The cheetah (Acinonyx jubatus) is surely one of the most familiar of African animals, due in large part to their prominence in wildlife documentaries such as Cheetah Family & Me. They are charismatic, distinctive, and not especially rare or difficult to find. Unlike, say, tigers, they are not internationally listed as an endangered species, although their population has declined rapidly enough over the last few decades that they do qualify for the lesser rating of "threatened" or "vulnerable" species. 

This does, however, disguise some significant regional variation.

How we should divide the cheetah into subspecies is not absolutely clear. From at least the 1970s, five subspecies were recognised, Two of those were merged in 2017, on the grounds that the East African form could not be reliably separated from its southern relative genetically. Even then, cheetahs have so little genetic variation across their range - due to an apparent population bottleneck when they almost died out at the end of the Last Ice Age - that support for the existence of two of the other subspecies remains a little shaky. Still, four subspecies is, for the time being, the general consensus.

Sunday, 30 April 2023

The Pandas of Bulgaria

The bear family as it exists today contains relatively few species. All but two of these species are placed in a single subfamily, the ursine bears, which includes the familiar black, brown, and polar varieties along with a couple of species unique to southern Asia. A second subfamily, the short-faced bears, includes the living spectacled bear of South America and several, often exceptionally large, fossil species. They are thought to have split from the ursine bears around 12 million years ago, towards the end of the Middle Miocene. The third living subfamily is both much older and more distinctive.

This, of course, is the subfamily of the pandas, the Ailuropodinae. Pandas are sufficiently odd that it was unclear for a time whether they were really bears, or something else, although their status hasn't really been in doubt since the 1980s when genetic evidence proved what had, even then, been suspected for a couple of decades. Today, only one species of ailuropodine exists, the giant panda (Ailuropoda melanoleuca), and it is found only in China.
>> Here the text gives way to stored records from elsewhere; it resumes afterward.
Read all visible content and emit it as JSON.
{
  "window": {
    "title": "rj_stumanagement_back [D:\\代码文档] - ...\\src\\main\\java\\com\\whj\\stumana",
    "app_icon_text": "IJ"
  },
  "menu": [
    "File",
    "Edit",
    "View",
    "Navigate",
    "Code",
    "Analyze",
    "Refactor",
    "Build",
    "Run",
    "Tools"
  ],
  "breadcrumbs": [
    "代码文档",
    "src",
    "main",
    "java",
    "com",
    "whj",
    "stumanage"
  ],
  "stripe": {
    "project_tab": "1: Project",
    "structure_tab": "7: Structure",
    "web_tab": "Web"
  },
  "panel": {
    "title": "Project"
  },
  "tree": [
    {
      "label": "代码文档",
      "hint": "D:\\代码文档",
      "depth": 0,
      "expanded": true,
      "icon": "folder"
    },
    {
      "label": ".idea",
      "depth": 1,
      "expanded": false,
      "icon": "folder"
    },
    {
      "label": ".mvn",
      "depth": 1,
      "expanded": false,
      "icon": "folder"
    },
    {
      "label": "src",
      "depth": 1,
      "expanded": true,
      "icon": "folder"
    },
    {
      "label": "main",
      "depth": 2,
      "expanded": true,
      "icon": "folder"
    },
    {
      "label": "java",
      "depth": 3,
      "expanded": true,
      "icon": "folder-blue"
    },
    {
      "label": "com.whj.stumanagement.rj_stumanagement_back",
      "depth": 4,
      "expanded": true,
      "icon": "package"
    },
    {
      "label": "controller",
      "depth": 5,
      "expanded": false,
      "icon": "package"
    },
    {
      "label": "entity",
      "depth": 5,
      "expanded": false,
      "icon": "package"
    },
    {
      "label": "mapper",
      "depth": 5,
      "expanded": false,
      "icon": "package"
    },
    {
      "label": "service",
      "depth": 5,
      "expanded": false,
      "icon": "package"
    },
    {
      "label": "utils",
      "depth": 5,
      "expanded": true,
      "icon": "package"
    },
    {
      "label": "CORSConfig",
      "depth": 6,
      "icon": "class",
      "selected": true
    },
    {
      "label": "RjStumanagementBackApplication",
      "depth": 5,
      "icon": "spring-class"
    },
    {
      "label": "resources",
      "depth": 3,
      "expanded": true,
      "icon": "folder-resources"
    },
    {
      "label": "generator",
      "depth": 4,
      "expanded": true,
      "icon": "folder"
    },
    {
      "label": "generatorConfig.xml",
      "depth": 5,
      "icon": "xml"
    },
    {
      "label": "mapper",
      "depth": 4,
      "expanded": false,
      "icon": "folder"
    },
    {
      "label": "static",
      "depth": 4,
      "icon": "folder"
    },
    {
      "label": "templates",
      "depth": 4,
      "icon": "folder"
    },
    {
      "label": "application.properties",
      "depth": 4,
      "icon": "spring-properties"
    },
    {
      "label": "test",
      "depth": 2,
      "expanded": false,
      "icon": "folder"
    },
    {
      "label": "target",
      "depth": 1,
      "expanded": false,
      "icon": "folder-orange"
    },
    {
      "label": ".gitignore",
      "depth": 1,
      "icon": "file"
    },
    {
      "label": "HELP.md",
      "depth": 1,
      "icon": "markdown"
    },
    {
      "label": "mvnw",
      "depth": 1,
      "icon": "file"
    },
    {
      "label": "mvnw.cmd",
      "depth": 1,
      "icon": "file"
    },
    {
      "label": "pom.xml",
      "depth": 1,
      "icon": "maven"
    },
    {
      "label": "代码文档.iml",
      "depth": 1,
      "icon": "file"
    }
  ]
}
The same evidence used to estimate the split between the other living subfamilies puts the date of the split between pandas and other bears much further back, to around 20 million years ago, not long after the dawn of the Miocene. 

Sunday, 23 April 2023

The Raccoon Family: Cacomistles

While true raccoons and coatis were first scientifically described during the 18th century, the third member of the raccoon family that's native to the United States was not described until 1830, by Heinrich Lichtenstein - who later went on to found the Berlin Zoo. It's unclear (at least to me) exactly what he thought the animal was. So far as I can translate the original German, his original description says that it's somewhere between a civet and a coati in appearance, but also looks quite like a fox. Based on which, he gave it the scientific name Bassaris astutus, a mixture of Greek and Latin that roughly translates as "cunning fox".

The scientific name didn't stand, because it turned out that the first part of it had already been used for a kind of butterfly. Furthermore, while he originally referred to the animal by its Spanish name "cacomixtle", since the specimen he knew of came from somewhere near Mexico City, in English we now call it a ringtail (Bassariscus astutus) or, less accurately, a "ring-tailed cat". Even so, in many parts of the US, an Anglicised form of the Spanish name is still in wide use.